■ **Exercise prompt**
Once a line is found to contain "JSON", copy it out of the listing.

Segment Open

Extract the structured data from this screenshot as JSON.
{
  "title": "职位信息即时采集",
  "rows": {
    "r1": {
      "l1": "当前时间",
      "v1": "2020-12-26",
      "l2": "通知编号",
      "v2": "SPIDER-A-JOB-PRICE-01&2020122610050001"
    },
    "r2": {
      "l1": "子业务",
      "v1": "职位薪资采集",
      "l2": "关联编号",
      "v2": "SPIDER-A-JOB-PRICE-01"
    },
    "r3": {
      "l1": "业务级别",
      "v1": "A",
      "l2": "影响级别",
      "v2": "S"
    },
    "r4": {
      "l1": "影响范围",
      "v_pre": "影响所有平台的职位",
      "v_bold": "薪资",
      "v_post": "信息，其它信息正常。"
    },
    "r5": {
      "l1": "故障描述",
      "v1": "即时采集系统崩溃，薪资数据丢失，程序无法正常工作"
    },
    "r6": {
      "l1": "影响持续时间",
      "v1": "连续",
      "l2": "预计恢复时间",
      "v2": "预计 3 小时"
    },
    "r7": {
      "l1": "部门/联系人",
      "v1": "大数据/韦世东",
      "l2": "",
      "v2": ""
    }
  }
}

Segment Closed
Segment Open

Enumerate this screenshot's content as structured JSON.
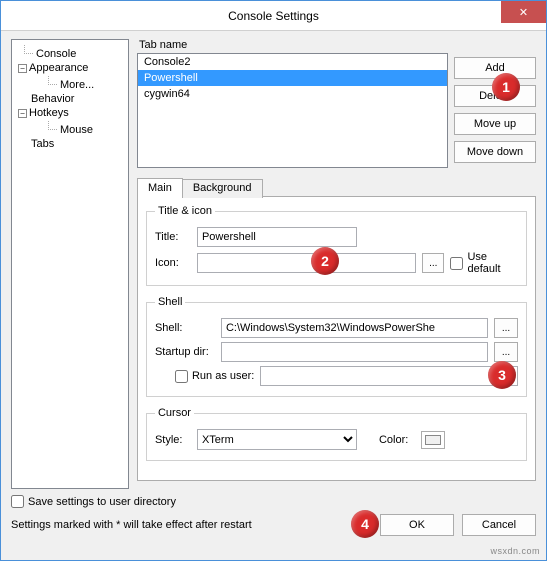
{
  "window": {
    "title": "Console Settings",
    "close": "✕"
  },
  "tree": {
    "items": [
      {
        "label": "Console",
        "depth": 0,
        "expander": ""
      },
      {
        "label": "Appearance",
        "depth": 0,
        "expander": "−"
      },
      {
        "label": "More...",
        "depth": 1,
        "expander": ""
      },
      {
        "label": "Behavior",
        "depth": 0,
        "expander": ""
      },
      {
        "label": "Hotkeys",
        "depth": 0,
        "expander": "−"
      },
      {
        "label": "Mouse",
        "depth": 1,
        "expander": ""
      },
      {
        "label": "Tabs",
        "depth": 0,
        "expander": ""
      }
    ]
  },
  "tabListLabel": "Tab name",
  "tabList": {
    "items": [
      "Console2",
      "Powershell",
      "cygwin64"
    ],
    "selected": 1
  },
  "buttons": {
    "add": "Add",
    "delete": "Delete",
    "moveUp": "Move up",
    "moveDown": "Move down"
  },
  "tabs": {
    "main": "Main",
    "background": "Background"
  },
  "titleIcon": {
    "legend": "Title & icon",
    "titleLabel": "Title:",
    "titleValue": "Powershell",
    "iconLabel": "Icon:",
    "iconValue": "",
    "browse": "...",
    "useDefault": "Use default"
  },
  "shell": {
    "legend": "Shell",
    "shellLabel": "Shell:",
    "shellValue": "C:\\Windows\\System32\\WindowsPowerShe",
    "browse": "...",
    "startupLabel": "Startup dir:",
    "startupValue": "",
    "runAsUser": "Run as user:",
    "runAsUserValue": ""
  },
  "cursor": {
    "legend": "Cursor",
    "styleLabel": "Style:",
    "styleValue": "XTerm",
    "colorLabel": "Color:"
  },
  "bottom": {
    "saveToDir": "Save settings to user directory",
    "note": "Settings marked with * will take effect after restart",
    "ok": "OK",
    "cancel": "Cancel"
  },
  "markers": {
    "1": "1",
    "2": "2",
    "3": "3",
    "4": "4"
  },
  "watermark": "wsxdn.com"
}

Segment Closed
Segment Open

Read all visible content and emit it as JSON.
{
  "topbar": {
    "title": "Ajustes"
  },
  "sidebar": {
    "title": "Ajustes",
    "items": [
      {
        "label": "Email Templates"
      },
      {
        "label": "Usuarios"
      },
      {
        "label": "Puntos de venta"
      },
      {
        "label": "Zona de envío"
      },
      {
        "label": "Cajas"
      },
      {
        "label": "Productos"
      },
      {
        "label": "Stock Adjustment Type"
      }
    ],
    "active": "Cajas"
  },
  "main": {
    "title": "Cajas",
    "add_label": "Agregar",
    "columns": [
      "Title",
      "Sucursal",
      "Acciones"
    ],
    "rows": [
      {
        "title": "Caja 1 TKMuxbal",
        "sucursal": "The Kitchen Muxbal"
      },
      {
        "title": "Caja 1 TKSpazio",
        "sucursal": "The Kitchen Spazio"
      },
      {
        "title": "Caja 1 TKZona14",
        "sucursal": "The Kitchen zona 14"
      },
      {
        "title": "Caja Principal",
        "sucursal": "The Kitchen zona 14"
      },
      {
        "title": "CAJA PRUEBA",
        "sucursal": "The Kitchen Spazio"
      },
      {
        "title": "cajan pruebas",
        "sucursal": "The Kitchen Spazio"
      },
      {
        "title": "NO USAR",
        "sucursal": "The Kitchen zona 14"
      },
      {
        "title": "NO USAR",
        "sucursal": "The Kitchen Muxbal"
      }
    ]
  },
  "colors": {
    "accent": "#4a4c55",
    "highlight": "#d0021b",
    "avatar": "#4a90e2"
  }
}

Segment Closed

■ **Answer section**
Extract the structured data from this screenshot as JSON.
Enumerate this screenshot's content as structured JSON.
Read all visible content and emit it as JSON.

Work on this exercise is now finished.